[Task statement] Without the pictures, give the listing below again exactly.

▬▬▬

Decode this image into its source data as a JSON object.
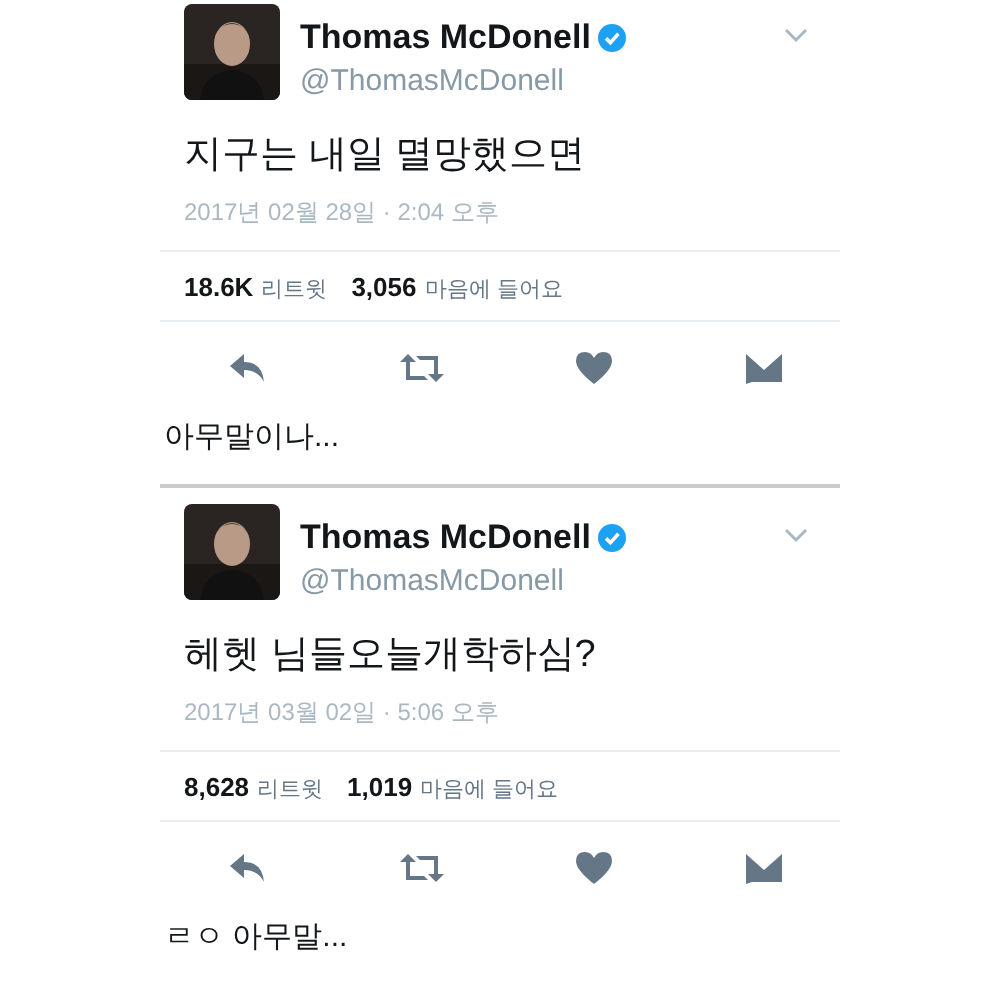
{
  "tweets": [
    {
      "display_name": "Thomas McDonell",
      "verified": true,
      "handle": "@ThomasMcDonell",
      "text": "지구는 내일 멸망했으면",
      "timestamp": "2017년 02월 28일 · 2:04 오후",
      "retweets_count": "18.6K",
      "retweets_label": "리트윗",
      "likes_count": "3,056",
      "likes_label": "마음에 들어요",
      "caption": "아무말이나..."
    },
    {
      "display_name": "Thomas McDonell",
      "verified": true,
      "handle": "@ThomasMcDonell",
      "text": "헤헷 님들오늘개학하심?",
      "timestamp": "2017년 03월 02일 · 5:06 오후",
      "retweets_count": "8,628",
      "retweets_label": "리트윗",
      "likes_count": "1,019",
      "likes_label": "마음에 들어요",
      "caption": "ㄹㅇ 아무말..."
    }
  ]
}
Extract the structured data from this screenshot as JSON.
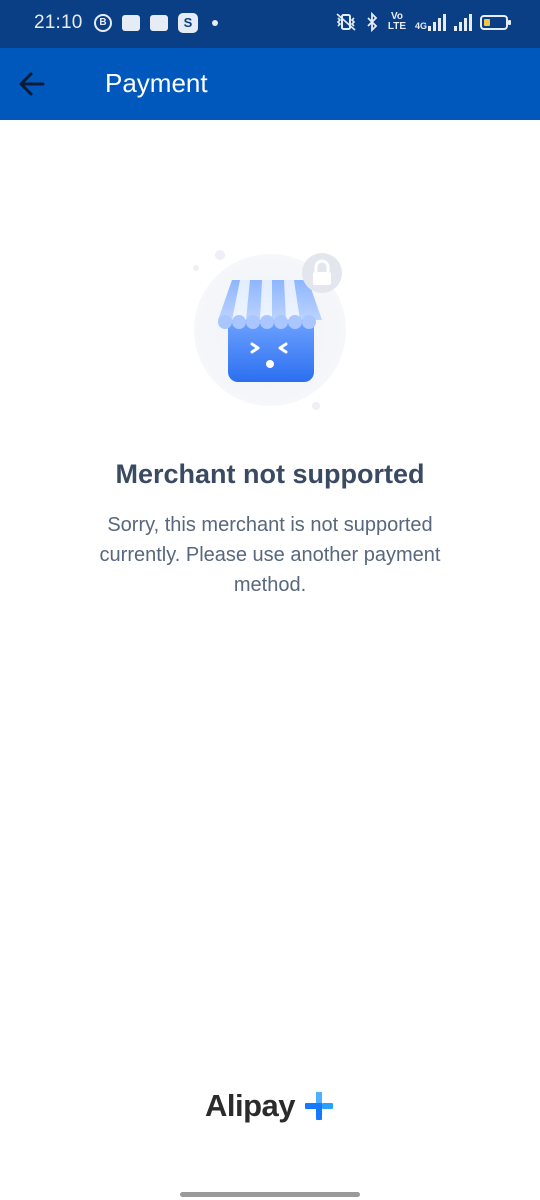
{
  "status_bar": {
    "time": "21:10",
    "left_icons": [
      "b-circle-icon",
      "app-icon",
      "uniqlo-icon",
      "s-app-icon",
      "dot-icon"
    ],
    "right_icons": [
      "vibrate-icon",
      "bluetooth-icon",
      "volte-icon",
      "signal-4g-icon",
      "signal-icon",
      "battery-icon"
    ],
    "volte_label": "Vo LTE",
    "network_label": "4G"
  },
  "app_bar": {
    "title": "Payment",
    "background": "#0058bc"
  },
  "error": {
    "title": "Merchant not supported",
    "message": "Sorry, this merchant is not supported currently. Please use another payment method.",
    "illustration": "store-lock-icon"
  },
  "brand": {
    "name": "Alipay",
    "mark": "plus-logo-icon",
    "accent": "#1677ff"
  }
}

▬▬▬

[Response box]
Decode this image into its source data as a JSON object.
{
  "tweets": [
    {
      "display_name": "Thomas McDonell",
      "verified": true,
      "handle": "@ThomasMcDonell",
      "text": "지구는 내일 멸망했으면",
      "timestamp": "2017년 02월 28일 · 2:04 오후",
      "retweets_count": "18.6K",
      "retweets_label": "리트윗",
      "likes_count": "3,056",
      "likes_label": "마음에 들어요",
      "caption": "아무말이나..."
    },
    {
      "display_name": "Thomas McDonell",
      "verified": true,
      "handle": "@ThomasMcDonell",
      "text": "헤헷 님들오늘개학하심?",
      "timestamp": "2017년 03월 02일 · 5:06 오후",
      "retweets_count": "8,628",
      "retweets_label": "리트윗",
      "likes_count": "1,019",
      "likes_label": "마음에 들어요",
      "caption": "ㄹㅇ 아무말..."
    }
  ]
}
Extract the structured data from this screenshot as JSON.
{
  "status_bar": {
    "time": "21:10",
    "left_icons": [
      "b-circle-icon",
      "app-icon",
      "uniqlo-icon",
      "s-app-icon",
      "dot-icon"
    ],
    "right_icons": [
      "vibrate-icon",
      "bluetooth-icon",
      "volte-icon",
      "signal-4g-icon",
      "signal-icon",
      "battery-icon"
    ],
    "volte_label": "Vo LTE",
    "network_label": "4G"
  },
  "app_bar": {
    "title": "Payment",
    "background": "#0058bc"
  },
  "error": {
    "title": "Merchant not supported",
    "message": "Sorry, this merchant is not supported currently. Please use another payment method.",
    "illustration": "store-lock-icon"
  },
  "brand": {
    "name": "Alipay",
    "mark": "plus-logo-icon",
    "accent": "#1677ff"
  }
}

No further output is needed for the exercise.